In late 1994, McBroom purchased a personal computer for the apartment to be used in his work as a sole practitioner. McBroom "soon discovered the Internet," and in a short time he "discovered the wealth of pornography available on the Internet." "Amaze[d] at the volume of available material," McBroom discovered ...

To continue reading

Request your trial
42 cases
  • Greenberg, Matter of
    • United States
    • New Jersey Supreme Court
    • July 17, 1998
    ...consent. See supra at 141, 714 A.2d at 245.3 The Bar argues that the logic of the recent Third Circuit opinion of United States v. McBroom, 124 F.3d 533 (3d Cir.1997), compels a contrary result. We disagree. In McBroom, the Third Circuit held that "mental capacity," within the meaning of th......
  • U.S. v. Stevens
    • United States
    • U.S. District Court — District of Alaska
    • December 8, 1998
    ...§ 301.4 at 670.23 In presenting his significantly reduced mental capacity argument, Stevens principally relies upon United States v. McBroom, 124 F.3d 533 (3rd Cir.1997), and also finds some support in United States v. Cantu, 12 F.3d 1506 (9th Cir.1993). McBroom establishes that collection ......
  • U.S. v. Askari, 95-1662.
    • United States
    • U.S. Court of Appeals — Third Circuit
    • April 8, 1998
    ...a "crime of violence," we found USSG § 5K2.13 inapplicable. As recently as this year, we have cited Rosen. See United States v. McBroom, 124 F.3d 533, 542 (3d Cir.1997) ("The basis for our holding in Rosen was that the definition of `crime of violence' contained in section 4B1.2, which is t......

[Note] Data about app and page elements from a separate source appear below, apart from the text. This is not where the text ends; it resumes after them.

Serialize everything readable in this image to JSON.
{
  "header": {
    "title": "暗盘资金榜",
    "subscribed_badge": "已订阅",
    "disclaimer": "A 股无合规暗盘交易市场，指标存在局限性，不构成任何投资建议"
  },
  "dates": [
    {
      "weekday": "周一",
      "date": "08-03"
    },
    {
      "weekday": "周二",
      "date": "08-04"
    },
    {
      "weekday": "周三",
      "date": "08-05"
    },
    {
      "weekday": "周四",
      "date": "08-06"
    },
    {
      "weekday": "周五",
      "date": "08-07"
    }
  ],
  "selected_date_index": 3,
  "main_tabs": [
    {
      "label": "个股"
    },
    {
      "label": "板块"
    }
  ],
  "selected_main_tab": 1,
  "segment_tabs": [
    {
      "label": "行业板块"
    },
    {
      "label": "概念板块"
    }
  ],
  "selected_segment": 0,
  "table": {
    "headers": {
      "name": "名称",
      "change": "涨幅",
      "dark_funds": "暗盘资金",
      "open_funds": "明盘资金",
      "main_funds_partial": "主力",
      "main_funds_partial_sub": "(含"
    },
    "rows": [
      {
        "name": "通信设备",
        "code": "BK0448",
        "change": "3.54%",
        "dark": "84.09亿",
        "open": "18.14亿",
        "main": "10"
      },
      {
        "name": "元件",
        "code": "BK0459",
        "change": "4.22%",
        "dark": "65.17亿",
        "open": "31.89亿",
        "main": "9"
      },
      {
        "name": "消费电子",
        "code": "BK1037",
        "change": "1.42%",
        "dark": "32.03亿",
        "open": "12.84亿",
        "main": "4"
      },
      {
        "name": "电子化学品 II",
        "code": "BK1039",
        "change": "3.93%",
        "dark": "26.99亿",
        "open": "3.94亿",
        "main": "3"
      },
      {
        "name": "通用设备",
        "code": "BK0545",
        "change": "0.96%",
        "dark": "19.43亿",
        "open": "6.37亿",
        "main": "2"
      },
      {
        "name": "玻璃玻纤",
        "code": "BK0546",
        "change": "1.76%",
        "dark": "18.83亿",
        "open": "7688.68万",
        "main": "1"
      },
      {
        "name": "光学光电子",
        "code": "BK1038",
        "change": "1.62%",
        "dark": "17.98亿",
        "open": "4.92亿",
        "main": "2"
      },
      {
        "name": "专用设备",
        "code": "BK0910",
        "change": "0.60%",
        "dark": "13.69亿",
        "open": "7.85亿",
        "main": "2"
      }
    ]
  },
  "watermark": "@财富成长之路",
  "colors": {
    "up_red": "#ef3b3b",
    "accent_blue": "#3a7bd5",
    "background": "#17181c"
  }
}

  • Littlejohn v. Royal
    • United States
    • U.S. Court of Appeals — Tenth Circuit
    • November 7, 2017
    ...drive, or temptation to perform an act that is harmful to the person or to others." DSM, supra, at 663; see also United States v. McBroom, 124 F.3d 533, 549 n.16 (3d Cir. 1997) (discussing a diagnosis of this type of impulse control disorder ).2 Because Dr. Saint Martin relied on the DSM in......

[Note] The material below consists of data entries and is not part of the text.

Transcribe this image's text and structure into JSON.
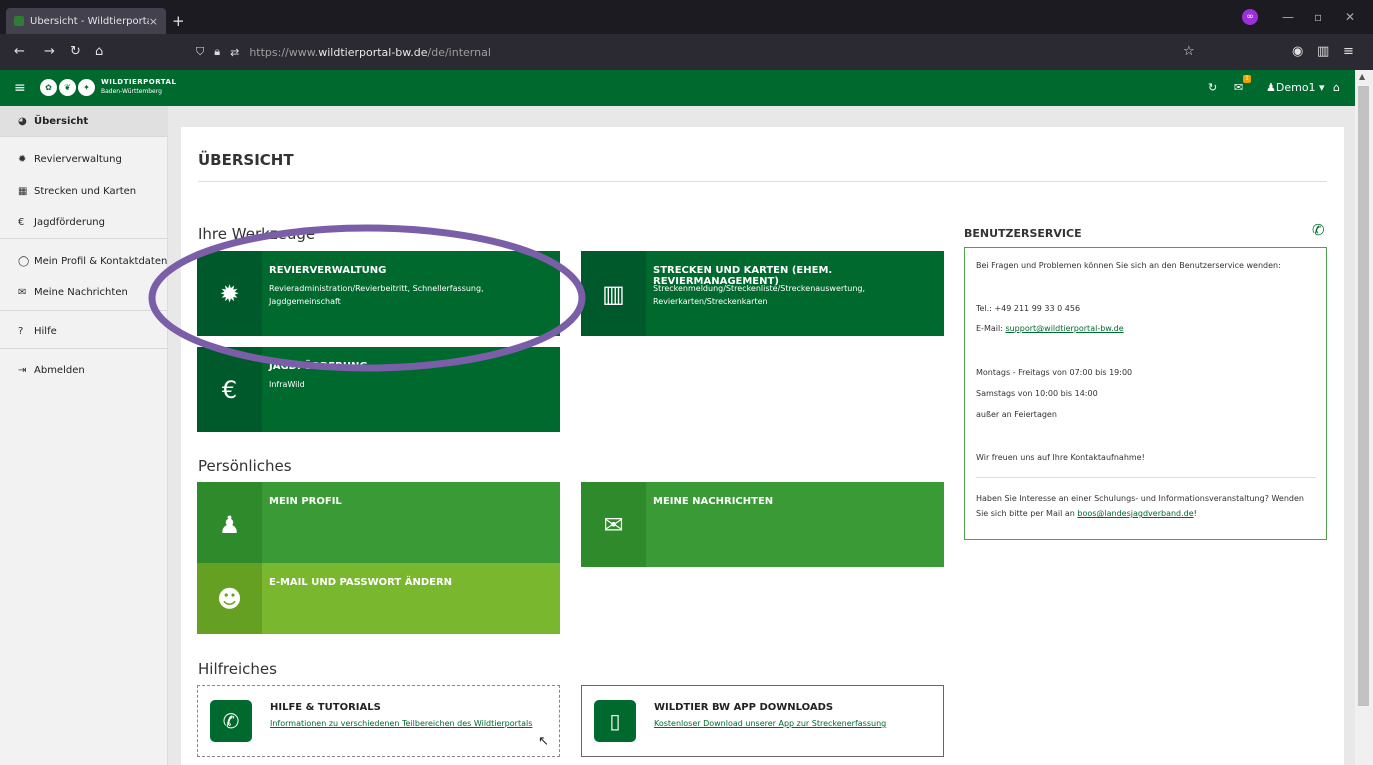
{
  "browser": {
    "tab_title": "Übersicht - Wildtierportal",
    "tab_close": "×",
    "new_tab": "+",
    "url_dim_prefix": "https://www.",
    "url_domain": "wildtierportal-bw.de",
    "url_path": "/de/internal",
    "private_icon": "∞"
  },
  "header": {
    "logo_line1": "WILDTIERPORTAL",
    "logo_line2": "Baden-Württemberg",
    "notif_count": "1",
    "user": "Demo1"
  },
  "sidebar": {
    "items": [
      {
        "label": "Übersicht",
        "icon": "dashboard-icon"
      },
      {
        "label": "Revierverwaltung",
        "icon": "gear-icon"
      },
      {
        "label": "Strecken und Karten",
        "icon": "map-icon"
      },
      {
        "label": "Jagdförderung",
        "icon": "euro-icon"
      },
      {
        "label": "Mein Profil & Kontaktdaten",
        "icon": "user-circle-icon"
      },
      {
        "label": "Meine Nachrichten",
        "icon": "envelope-icon"
      },
      {
        "label": "Hilfe",
        "icon": "question-icon"
      },
      {
        "label": "Abmelden",
        "icon": "sign-out-icon"
      }
    ]
  },
  "main": {
    "title": "ÜBERSICHT",
    "sections": {
      "tools": "Ihre Werkzeuge",
      "personal": "Persönliches",
      "helpful": "Hilfreiches"
    },
    "tiles": [
      {
        "title": "REVIERVERWALTUNG",
        "subtitle": "Revieradministration/Revierbeitritt, Schnellerfassung, Jagdgemeinschaft"
      },
      {
        "title": "STRECKEN UND KARTEN (EHEM. REVIERMANAGEMENT)",
        "subtitle": "Streckenmeldung/Streckenliste/Streckenauswertung, Revierkarten/Streckenkarten"
      },
      {
        "title": "JAGDFÖRDERUNG",
        "subtitle": "InfraWild"
      },
      {
        "title": "MEIN PROFIL",
        "subtitle": ""
      },
      {
        "title": "MEINE NACHRICHTEN",
        "subtitle": ""
      },
      {
        "title": "E-MAIL UND PASSWORT ÄNDERN",
        "subtitle": ""
      }
    ],
    "help_tiles": [
      {
        "title": "HILFE & TUTORIALS",
        "link": "Informationen zu verschiedenen Teilbereichen des Wildtierportals"
      },
      {
        "title": "WILDTIER BW APP DOWNLOADS",
        "link": "Kostenloser Download unserer App zur Streckenerfassung"
      }
    ]
  },
  "service": {
    "title": "BENUTZERSERVICE",
    "intro": "Bei Fragen und Problemen können Sie sich an den Benutzerservice wenden:",
    "tel": "Tel.: +49 211 99 33 0 456",
    "email_label": "E-Mail: ",
    "email": "support@wildtierportal-bw.de",
    "hours1": "Montags - Freitags von 07:00 bis 19:00",
    "hours2": "Samstags von 10:00 bis 14:00",
    "hours3": "außer an Feiertagen",
    "thanks": "Wir freuen uns auf Ihre Kontaktaufnahme!",
    "event_text1": "Haben Sie Interesse an einer Schulungs- und Informationsveranstaltung? Wenden",
    "event_text2": "Sie sich bitte per Mail an ",
    "event_email": "boos@landesjagdverband.de",
    "event_end": "!"
  },
  "colors": {
    "brand": "#006a2e",
    "mid": "#3a9a35",
    "light": "#79b72e",
    "annotation": "#7a5ea8"
  }
}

  • Request a trial to view additional results
2 books & journal articles
  • Federal sentencing
    • United States
    • James Publishing Practical Law Books Federal Prison Guidebook Preliminary Sections
    • April 30, 2022
    ...a sophisticated crime or even practice law. Because diminished capacity is an encouraged departure, see, e.g., United States v. McBroom , 124 F.3d 533 (3d Cir. 1997), many more defendants qualify than quite a few lawyers and judges realize, in light of the volitional test. Gambling addictio......
  • "Give me a break! I couldn't help myself!"? Rejecting volitional impairment as a basis for departure under Federal Sentencing Guidelines Section 5K2.13.
    • United States
    • University of Pennsylvania Law Review Vol. 147 No. 3, January 1999
    • January 1, 1999
    ...again assume the lead in rejecting a standard as unreliable as volitional impairment once and for all. (1) See United States v. McBroom, 124 F.3d 533, 544 (3d Cir. 1997) (holding that a downward departure may be justified for defendants who cannot control themselves); Matt Ackermann, Lack o......

VLEX uses login cookies to provide you with a better browsing experience. If you click on 'Accept' or continue browsing this site we consider that you accept our cookie policy. ACCEPT